In “Neos Dionysos in Textual and Cultural Mimesis,” Richard C. Miller esteems MacDonald’s recent contributions while lamenting the general ignorance of classical epic within Biblical scholarship and the tendency to dismiss major contributions by means of minor objections. Miller appreciates the way MacDonald has broadened mimesis from a methodology focused on texts to one illuminating standard cultural models, and he adeptly frames the Dionysian imitations with the first edition of the Gospel of John as “asceticized Bacchanalia.”

In “John’s Politics of Imitation,” Chan Sok Park situates MacDonald’s work on John and Euripides within two significant areas of Johannine scholarship: its indebtedness to Greek drama and its compositional history. He rhetorically presses on the issue of the “politics of imitation,” wondering whether the Johannine community as well as the Luke-Acts community arose out of Dionysian cults or instead in competition with them. He also wonders what mimesis criticism would say about the absence of the Lord’s Supper in John and what implicit and explicit claims about the Johannine community that MacDonald is making.

In “The First Dionysian Gospel: Imitational and Redactional Layers in Luke and John,” Mark G. Bilby describes how his doubts about mimesis were overcome by the numerous, dense parallels between Euripides’ Bacchae and John. His primary objection is that MacDonald presumes the dependence of John (in three versions) on Luke-Acts (in a single version). Bilby instead provides an alternative, groundbreaking reconstruction of the Synoptic Problem. He shows that the rise of a Marcionite (or proto-Marcionite) exclusive Paulinism and Pliny the Younger’s anti-Bacchanalian trials of Christians are historical, redactional-mimetic pivot points between the first and second editions of both John and Luke. Dionysian appropriations in the first editions of John and Luke are corrected and outdone by Socratic (counter-Dionysian) appropriations and the rehabilitation of Peter in the second editions of John and Luke.

“Scriptural Revision in Mark’s Gospel and Philostratus’s Life of Apollonius,” by Austin Busch, is a major contribution to the study of the Gospel of Mark. By means of a riveting, parallel tour of the reception of Homeric cyclops lore in these two texts, Busch recasts Mark’s entire narrative as a retelling of the anthropophagic redemption myths of Odysseus-Polyphemus and Zeus-Chronos, all the while reframing mimesis criticism within the broader framework of the reception of classical epic.

Ilseo Park offers a glimpse of his doctoral dissertation under MacDonald in his “Acts 2 as an Intertextual Map: Moving from Dionysian to Platonic Identity,” showing how the Pentecost narrative establishes the mimetic program for the entire narrative of Acts, evoking yet displacing Dionysian motifs with Socratic ones. Finally, in “The Scandal of Gentile Inclusion: Reading Acts 17 with Euripides’ Bacchae.”

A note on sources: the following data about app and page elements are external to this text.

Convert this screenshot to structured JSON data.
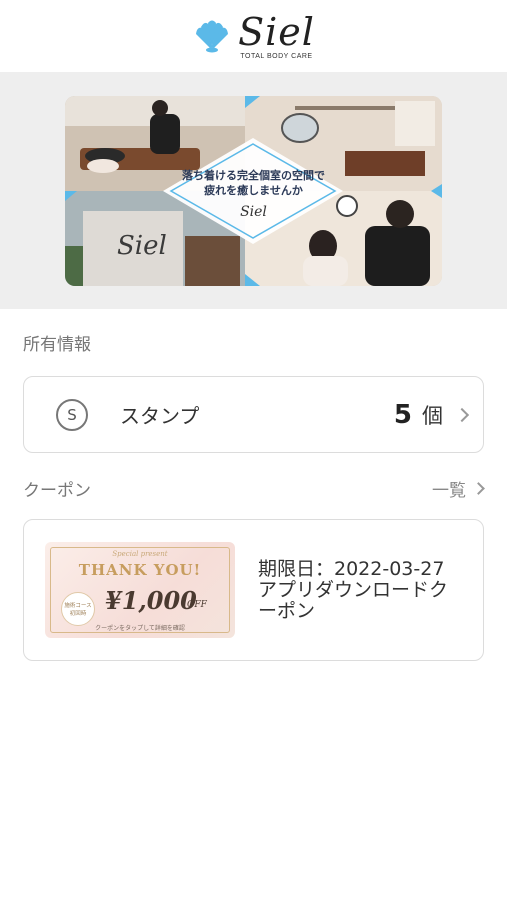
{
  "header": {
    "logo_word": "Siel",
    "logo_sub": "TOTAL BODY CARE"
  },
  "banner": {
    "copy_line1": "落ち着ける完全個室の空間で",
    "copy_line2": "疲れを癒しませんか",
    "logo_word": "Siel",
    "sign_word": "Siel"
  },
  "owned": {
    "title": "所有情報",
    "stamp": {
      "icon": "stamp-s-icon",
      "icon_glyph": "S",
      "label": "スタンプ",
      "count": "5",
      "unit": "個"
    }
  },
  "coupons": {
    "title": "クーポン",
    "list_link": "一覧",
    "items": [
      {
        "expiry": "期限日：2022-03-27",
        "name": "アプリダウンロードクーポン",
        "thumb": {
          "special": "Special present",
          "title": "THANK YOU!",
          "badge_line1": "施術コース",
          "badge_line2": "初回時",
          "amount": "¥1,000",
          "off": "OFF",
          "note": "クーポンをタップして詳細を確認"
        }
      }
    ]
  },
  "colors": {
    "brand_blue": "#5bb9e8",
    "background": "#ffffff",
    "banner_bg": "#eeeeee",
    "gold": "#c79d5e"
  }
}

Michael Kochenash confirms MacDonald’s claim of the clear imitation of Jason the Argonaut in Acts 17:5b-9, yet Kochenash goes further to explain how this imitation functions to provide reassurance that Paul was no political threat. He also finds an additional imitation not previously mentioned by MacDonald: that Acts 17:1-5a evokes the Bacchae in its description of a religious movement arriving across the Aegean, its remarkable success amont prominent women, and the anxious response of those in authority. He finally describes the significance of this imitation as a recasting of Gentile inclusion in Jewish communities as on par with Dionysian sexual scandal and as an assurance that Christians will in Dionysian fashion overcome opposition from the Pentheus-like Jewish leaders.

We will not summarize the conclusion here, except to say that Dennis MacDonald, whose words have inspired this volume, is accorded the honor of having the last word.